[Task objective] Among the entries below, how many lines include "generale"? Give the number alone.

[Data records for software interfaces]
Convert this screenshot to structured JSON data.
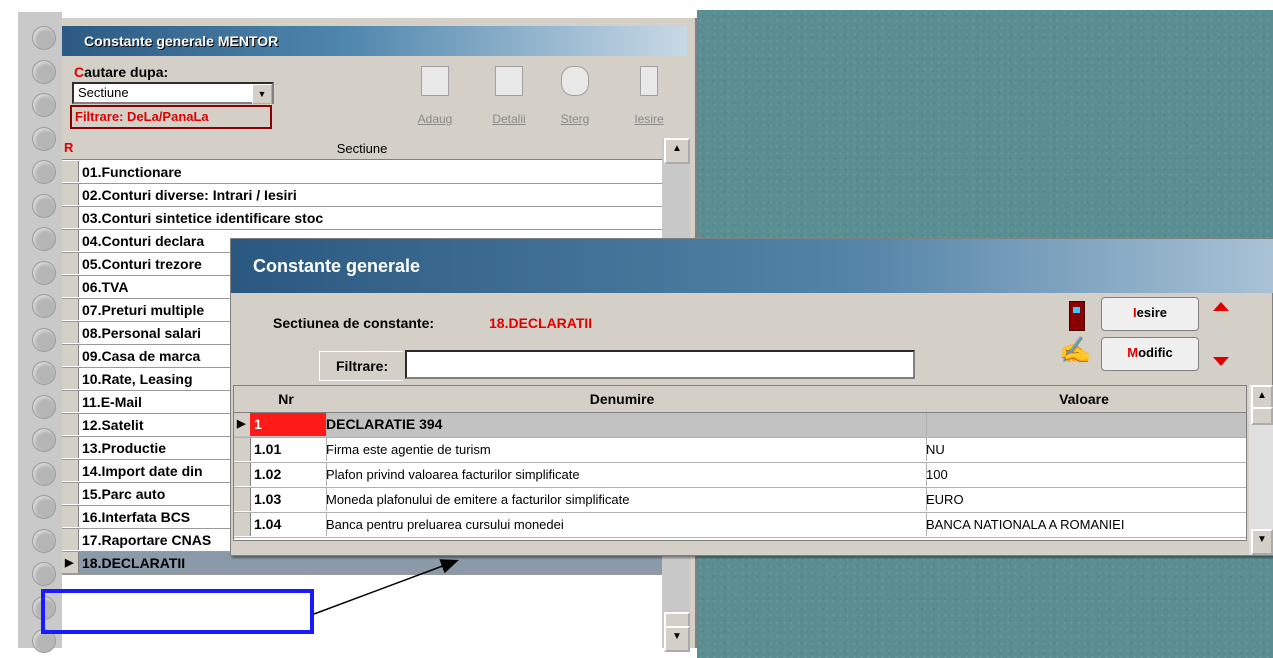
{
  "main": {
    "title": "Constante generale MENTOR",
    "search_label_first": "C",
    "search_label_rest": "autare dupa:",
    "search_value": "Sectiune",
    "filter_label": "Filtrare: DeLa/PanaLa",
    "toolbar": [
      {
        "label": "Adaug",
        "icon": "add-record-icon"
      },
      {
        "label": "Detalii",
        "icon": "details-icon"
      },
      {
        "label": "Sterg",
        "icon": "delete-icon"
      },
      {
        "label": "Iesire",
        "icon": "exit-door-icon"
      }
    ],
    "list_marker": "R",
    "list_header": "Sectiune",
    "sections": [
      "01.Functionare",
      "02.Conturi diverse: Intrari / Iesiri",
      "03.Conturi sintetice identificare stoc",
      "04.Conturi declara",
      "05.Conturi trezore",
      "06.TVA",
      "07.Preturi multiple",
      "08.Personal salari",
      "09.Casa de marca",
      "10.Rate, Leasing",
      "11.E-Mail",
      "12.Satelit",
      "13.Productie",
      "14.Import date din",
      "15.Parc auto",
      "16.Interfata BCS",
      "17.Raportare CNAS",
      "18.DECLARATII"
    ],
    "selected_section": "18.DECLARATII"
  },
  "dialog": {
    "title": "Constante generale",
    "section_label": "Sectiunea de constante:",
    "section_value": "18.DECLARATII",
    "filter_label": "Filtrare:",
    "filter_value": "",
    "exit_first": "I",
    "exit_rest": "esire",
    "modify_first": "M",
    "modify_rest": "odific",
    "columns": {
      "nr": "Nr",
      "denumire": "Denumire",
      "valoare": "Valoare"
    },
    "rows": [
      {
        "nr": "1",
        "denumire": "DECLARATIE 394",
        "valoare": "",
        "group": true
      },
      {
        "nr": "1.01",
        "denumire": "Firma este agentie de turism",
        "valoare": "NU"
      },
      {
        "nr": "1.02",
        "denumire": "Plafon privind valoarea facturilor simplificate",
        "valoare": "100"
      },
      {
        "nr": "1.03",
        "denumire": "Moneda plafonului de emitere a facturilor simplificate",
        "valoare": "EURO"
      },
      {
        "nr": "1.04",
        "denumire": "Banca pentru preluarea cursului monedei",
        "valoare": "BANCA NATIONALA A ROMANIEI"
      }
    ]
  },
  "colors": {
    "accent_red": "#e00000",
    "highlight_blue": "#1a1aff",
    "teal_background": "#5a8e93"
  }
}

[Answer area] 2